Two departments at the University of Houston have received a combined $1.2 million from the National Science Foundation to support scholarships for students in engineering technology and computer science.
The money comes from the NSF's S-STEM (Scholarships for Science, Technology, Engineering and Math) program. The program is intended to improve educational opportunities and support programs for academically talented students with financial need in an effort to boost the nation's STEM workforce.
Xiaojing Yuan, associate professor of engineering technology in the UH College of Technology, is principal investigator for a $639,895 grant. She said it will be used to provide scholarships for an estimated 40 engineering technology students over the next five years within the disciplines of computer engineering technology, mechanical engineering technology and electrical power engineering technology.
Rakesh Verma, professor of computer science, received $583,597 to provide scholarships for computer science students. The goal is to serve about 15 students a year during the three-year project. Participating students will be offered workshops and seminars, along with field trips to area companies, to build skills in ethics, communication skills, leadership and creativity.
Many of the workshops and seminars also will be open to students who aren't in the S-STEM program, Verma said. Shishir Shah, Chang Yun and Stephen Huang, all members of the computer science faculty, are co-principal investigators for the project.
Competitions - for programming, game development and animated storytelling - will involve both the scholarship students and area high school students, a way to build a pipeline for computer science education, Verma said. Entrepreneurship training and regular meetings with the department's graduate students, who come from around the world, will address another goal - preparing students for the global workplace.

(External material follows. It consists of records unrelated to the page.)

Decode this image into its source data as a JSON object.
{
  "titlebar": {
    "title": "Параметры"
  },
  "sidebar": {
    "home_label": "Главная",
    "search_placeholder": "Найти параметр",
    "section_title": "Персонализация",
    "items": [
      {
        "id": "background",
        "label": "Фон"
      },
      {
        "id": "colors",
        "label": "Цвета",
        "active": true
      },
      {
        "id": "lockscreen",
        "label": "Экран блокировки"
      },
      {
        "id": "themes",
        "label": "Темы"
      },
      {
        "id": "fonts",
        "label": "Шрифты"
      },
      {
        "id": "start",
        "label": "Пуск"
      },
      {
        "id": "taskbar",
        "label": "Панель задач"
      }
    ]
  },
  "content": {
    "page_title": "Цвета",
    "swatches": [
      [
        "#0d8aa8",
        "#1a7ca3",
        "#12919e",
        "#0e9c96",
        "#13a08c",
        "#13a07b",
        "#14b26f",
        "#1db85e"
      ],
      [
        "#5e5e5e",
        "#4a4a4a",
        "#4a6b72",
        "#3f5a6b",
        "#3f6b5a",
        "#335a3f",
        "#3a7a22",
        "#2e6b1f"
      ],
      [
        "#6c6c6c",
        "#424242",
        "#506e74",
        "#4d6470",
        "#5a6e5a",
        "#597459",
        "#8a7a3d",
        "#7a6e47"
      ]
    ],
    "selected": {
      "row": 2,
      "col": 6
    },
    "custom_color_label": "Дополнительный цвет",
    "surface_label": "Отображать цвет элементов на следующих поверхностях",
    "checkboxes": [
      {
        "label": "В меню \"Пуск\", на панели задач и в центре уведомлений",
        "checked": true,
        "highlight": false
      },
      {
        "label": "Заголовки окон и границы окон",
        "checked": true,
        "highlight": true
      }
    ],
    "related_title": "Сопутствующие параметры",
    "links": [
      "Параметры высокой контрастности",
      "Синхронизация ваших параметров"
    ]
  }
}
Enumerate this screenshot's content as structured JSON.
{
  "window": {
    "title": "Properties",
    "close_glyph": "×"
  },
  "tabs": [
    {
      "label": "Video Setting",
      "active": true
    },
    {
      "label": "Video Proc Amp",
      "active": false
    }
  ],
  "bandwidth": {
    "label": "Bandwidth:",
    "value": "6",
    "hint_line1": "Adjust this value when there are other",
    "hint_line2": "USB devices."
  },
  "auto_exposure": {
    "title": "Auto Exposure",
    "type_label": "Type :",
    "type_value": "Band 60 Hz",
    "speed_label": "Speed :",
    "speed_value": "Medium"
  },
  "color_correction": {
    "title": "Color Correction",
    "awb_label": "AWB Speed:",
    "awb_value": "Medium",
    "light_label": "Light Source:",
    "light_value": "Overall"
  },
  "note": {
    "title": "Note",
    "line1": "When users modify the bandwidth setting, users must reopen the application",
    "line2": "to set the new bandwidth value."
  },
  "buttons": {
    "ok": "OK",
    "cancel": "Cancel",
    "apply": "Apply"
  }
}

All together, the project will focus on strengthening the students' critical thinking skills.
"Ultimately, it's about thinking skills," Verma said. "The goal of education should be to improve thinking."
A number of national reports have identified the need for more STEM graduates. A 2012 report by President Obama's Council of Advisors on Science and Technology recommended that the nation graduate 1 million new scientists and engineers by 2022 in order to be competitive in the 21st century.
Universities are working to address the need: Enrollment in the UH Department of Engineering Technology has jumped by almost 48 percent over the past five years, and the UH computer science department has almost doubled in size during that time, to more than 600 students.
Like the computer science department did, Yuan and her colleagues in engineering technology have designed a program, Succeed in Engineering Technology Scholars, or SETS, to identify and develop future leaders in the field. Students will be selected for the scholarships, worth up to $5,000 and renewable for up to three years, on the basis of academic ability or promise and financial need.
Yuan and Heidar Malki, professor of engineering technology and a co-PI on the grant, said the scholarships are only part of the program.
SETS is designed as an active learning community, they said, with scholarship recipients gaining regular interaction with faculty, as well as a deeper relationship with local industry through meeting with guest speakers and networking with professionals from local companies. SETS participants also will show their projects in the department's biannual design symposium.
Malki said they plan to have the first cohort chosen by fall 2015. Once students are selected, they must maintain a 3.0 grade point average to remain in the program the following year.